The 2018 Teddy Award winners built their programs around people, not claims, and offer proof that a worker-centric approach is a smarter way to operate.
By: | October 30, 2018 • 3 min read

Across the workers’ compensation industry, the concept of a worker advocacy model has been around for a while, but has only seen notable adoption in recent years.

Even among those not adopting a formal advocacy approach, mindsets are shifting. Formerly claims-centric programs are becoming worker-centric and it’s a win all around: better outcomes; greater productivity; safer, healthier employees and a stronger bottom line.


That’s what you’ll see in this month’s issue of Risk & Insurance® when you read the profiles of the four recipients of the 2018 Theodore Roosevelt Workers’ Compensation and Disability Management Award, sponsored by PMA Companies. These four programs put workers front and center in everything they do.

“We were focused on building up a program with an eye on our partner experience. Cost was at the bottom of the list. Doing a better job by our partners was at the top,” said Steve Legg, director of risk management for Starbucks.

Starbucks put claims reporting in the hands of its partners, an exemplary act of trust. The coffee company also put itself in workers’ shoes to identify and remove points of friction.

That led to a call center run by Starbucks’ TPA and a dedicated telephonic case management team so that partners can speak to a live person without the frustration of ‘phone tag’ and unanswered questions.

“We were focused on building up a program with an eye on our partner experience. Cost was at the bottom of the list. Doing a better job by our partners was at the top.” — Steve Legg, director of risk management, Starbucks

Starbucks also implemented direct deposit for lost-time pay, eliminating stressful wait times for injured partners, and allowing them to focus on healing.

For Starbucks, as for all of the 2018 Teddy Award winners, the approach is netting measurable results. With higher partner satisfaction, it has seen a 50 percent decrease in litigation.

Teddy winner Main Line Health (MLH) adopted worker advocacy in a way that goes far beyond claims.

Employees who identify and report safety hazards can take credit for their actions by sending out a formal “Employee Safety Message” to nearly 11,000 mailboxes across the organization.

“The recognition is pretty cool,” said Steve Besack, system director, claims management and workers’ compensation for the health system.

MLH also takes a non-adversarial approach to workers with repeat injuries, seeing them as a resource for identifying areas of improvement.

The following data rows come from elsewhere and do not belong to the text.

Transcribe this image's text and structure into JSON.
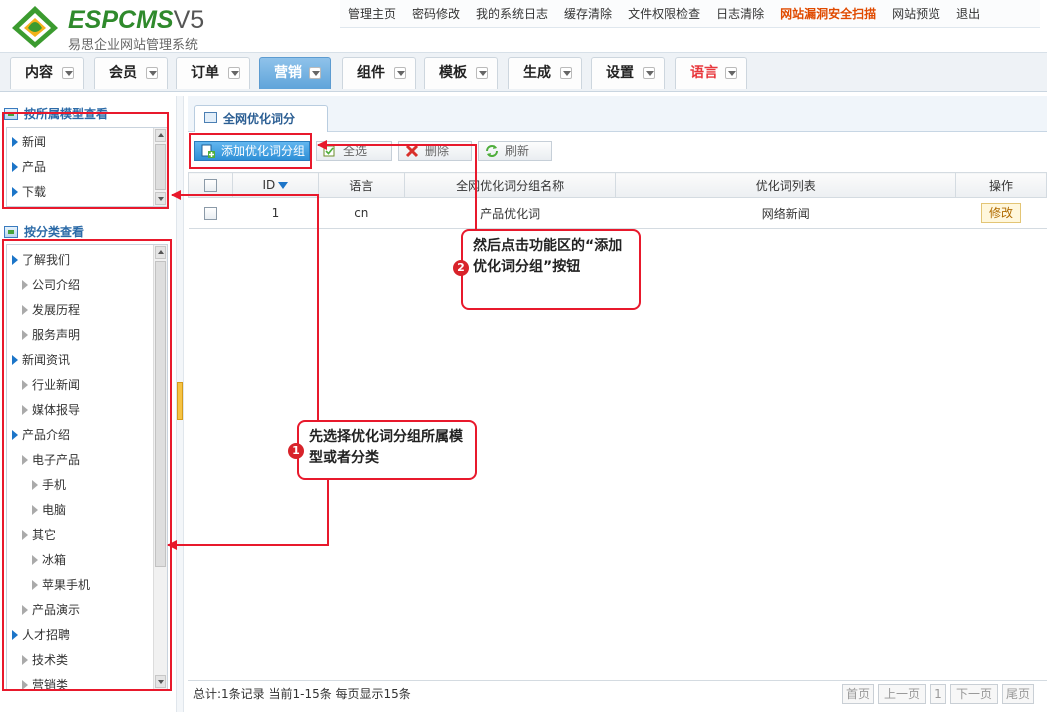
{
  "app": {
    "logo_text": "ESPCMS",
    "logo_version": "V5",
    "logo_subtitle": "易思企业网站管理系统"
  },
  "top_links": [
    {
      "label": "管理主页"
    },
    {
      "label": "密码修改"
    },
    {
      "label": "我的系统日志"
    },
    {
      "label": "缓存清除"
    },
    {
      "label": "文件权限检查"
    },
    {
      "label": "日志清除"
    },
    {
      "label": "网站漏洞安全扫描",
      "alert": true
    },
    {
      "label": "网站预览"
    },
    {
      "label": "退出"
    }
  ],
  "main_nav": [
    {
      "label": "内容"
    },
    {
      "label": "会员"
    },
    {
      "label": "订单"
    },
    {
      "label": "营销",
      "active": true
    },
    {
      "label": "组件"
    },
    {
      "label": "模板"
    },
    {
      "label": "生成"
    },
    {
      "label": "设置"
    },
    {
      "label": "语言",
      "highlight": true
    }
  ],
  "sidebar": {
    "by_model_title": "按所属模型查看",
    "by_model_items": [
      "新闻",
      "产品",
      "下载"
    ],
    "by_category_title": "按分类查看",
    "by_category_items": [
      {
        "label": "了解我们",
        "level": 0
      },
      {
        "label": "公司介绍",
        "level": 1
      },
      {
        "label": "发展历程",
        "level": 1
      },
      {
        "label": "服务声明",
        "level": 1
      },
      {
        "label": "新闻资讯",
        "level": 0
      },
      {
        "label": "行业新闻",
        "level": 1
      },
      {
        "label": "媒体报导",
        "level": 1
      },
      {
        "label": "产品介绍",
        "level": 0
      },
      {
        "label": "电子产品",
        "level": 1
      },
      {
        "label": "手机",
        "level": 2
      },
      {
        "label": "电脑",
        "level": 2
      },
      {
        "label": "其它",
        "level": 1
      },
      {
        "label": "冰箱",
        "level": 2
      },
      {
        "label": "苹果手机",
        "level": 2
      },
      {
        "label": "产品演示",
        "level": 1
      },
      {
        "label": "人才招聘",
        "level": 0
      },
      {
        "label": "技术类",
        "level": 1
      },
      {
        "label": "营销类",
        "level": 1
      }
    ]
  },
  "content": {
    "tab_label": "全网优化词分",
    "toolbar": {
      "add_label": "添加优化词分组",
      "select_all_label": "全选",
      "delete_label": "删除",
      "refresh_label": "刷新"
    },
    "table": {
      "columns": [
        "ID",
        "语言",
        "全网优化词分组名称",
        "优化词列表",
        "操作"
      ],
      "rows": [
        {
          "id": "1",
          "lang": "cn",
          "name": "产品优化词",
          "list": "网络新闻",
          "action": "修改"
        }
      ]
    },
    "footer": {
      "summary": "总计:1条记录 当前1-15条 每页显示15条",
      "first": "首页",
      "prev": "上一页",
      "page": "1",
      "next": "下一页",
      "last": "尾页"
    }
  },
  "annotations": {
    "step1_badge": "1",
    "step1_text": "先选择优化词分组所属模型或者分类",
    "step2_badge": "2",
    "step2_text": "然后点击功能区的“添加优化词分组”按钮"
  },
  "colors": {
    "annotation_red": "#e8192c",
    "active_tab_blue": "#5fa4da",
    "alert_orange": "#e04a00"
  }
}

“When you look at ‘repeat offenders’ in an unconventional way, they’re a great asset to the program, not a liability,” said Mike Miller, manager, workers’ compensation and employee safety for MLH.

Teddy winner Monmouth County, N.J. utilizes high-tech motion capture technology to reduce the chance of placing new hires in jobs that are likely to hurt them.

Monmouth County also adopted numerous wellness initiatives that help workers manage their weight and improve their wellbeing overall.

“You should see the looks on their faces when their cholesterol is down, they’ve lost weight and their blood sugar is better. We’ve had people lose 30 and 40 pounds,” said William McGuane, the county’s manager of benefits and workers’ compensation.


Do these sound like minor program elements? The math says otherwise: Claims severity has plunged from $5.5 million in 2009 to $1.3 million in 2017.

At the University of Pennsylvania, putting workers first means getting out from behind the desk and finding out what each one of them is tasked with, day in, day out — and looking for ways to make each of those tasks safer.

Regular observations across the sprawling campus have resulted in a phenomenal number of process and equipment changes that seem simple on their own, but in combination have created a substantially safer, healthier campus and improved employee morale.

UPenn’s workers’ comp costs, in the seven-digit figures in 2009, have been virtually cut in half.

Risk & Insurance® is proud to honor the work of these four organizations. We hope their stories inspire other organizations to be true partners with the employees they depend on. &

Michelle Kerr is associate editor of Risk & Insurance. She can be reached at [email protected]